== Segment start ==

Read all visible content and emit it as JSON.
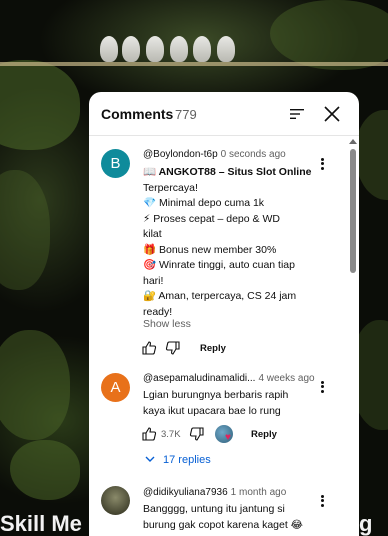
{
  "video": {
    "caption_left": "Skill Me",
    "caption_right": "g"
  },
  "panel": {
    "title": "Comments",
    "count": "779",
    "icons": {
      "sort": "sort-icon",
      "close": "close-icon"
    }
  },
  "comments": [
    {
      "avatar_letter": "B",
      "avatar_color": "#0f8b9b",
      "author": "@Boylondon-t6p",
      "timestamp": "0 seconds ago",
      "lines": [
        "📖 ANGKOT88 – Situs Slot Online",
        "Terpercaya!",
        "💎 Minimal depo cuma 1k",
        "⚡ Proses cepat – depo & WD",
        "kilat",
        "🎁 Bonus new member 30%",
        "🎯 Winrate tinggi, auto cuan tiap",
        "hari!",
        "🔐 Aman, terpercaya, CS 24 jam",
        "ready!"
      ],
      "show_less": "Show less",
      "reply_label": "Reply"
    },
    {
      "avatar_letter": "A",
      "avatar_color": "#e8711a",
      "author": "@asepamaludinamalidi...",
      "timestamp": "4 weeks ago",
      "lines": [
        "Lgian burungnya berbaris rapih",
        "kaya ikut upacara bae lo rung"
      ],
      "like_count": "3.7K",
      "reply_label": "Reply",
      "replies_label": "17 replies"
    },
    {
      "avatar_color": "#3a3a2a",
      "author": "@didikyuliana7936",
      "timestamp": "1 month ago",
      "lines": [
        "Bangggg, untung itu jantung si",
        "burung gak copot karena kaget 😂"
      ]
    }
  ]
}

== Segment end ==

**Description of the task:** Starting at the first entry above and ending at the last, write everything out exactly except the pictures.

**Result for this exercise:**
Read all visible content and emit it as JSON.
{
  "video": {
    "caption_left": "Skill Me",
    "caption_right": "g"
  },
  "panel": {
    "title": "Comments",
    "count": "779",
    "icons": {
      "sort": "sort-icon",
      "close": "close-icon"
    }
  },
  "comments": [
    {
      "avatar_letter": "B",
      "avatar_color": "#0f8b9b",
      "author": "@Boylondon-t6p",
      "timestamp": "0 seconds ago",
      "lines": [
        "📖 ANGKOT88 – Situs Slot Online",
        "Terpercaya!",
        "💎 Minimal depo cuma 1k",
        "⚡ Proses cepat – depo & WD",
        "kilat",
        "🎁 Bonus new member 30%",
        "🎯 Winrate tinggi, auto cuan tiap",
        "hari!",
        "🔐 Aman, terpercaya, CS 24 jam",
        "ready!"
      ],
      "show_less": "Show less",
      "reply_label": "Reply"
    },
    {
      "avatar_letter": "A",
      "avatar_color": "#e8711a",
      "author": "@asepamaludinamalidi...",
      "timestamp": "4 weeks ago",
      "lines": [
        "Lgian burungnya berbaris rapih",
        "kaya ikut upacara bae lo rung"
      ],
      "like_count": "3.7K",
      "reply_label": "Reply",
      "replies_label": "17 replies"
    },
    {
      "avatar_color": "#3a3a2a",
      "author": "@didikyuliana7936",
      "timestamp": "1 month ago",
      "lines": [
        "Bangggg, untung itu jantung si",
        "burung gak copot karena kaget 😂"
      ]
    }
  ]
}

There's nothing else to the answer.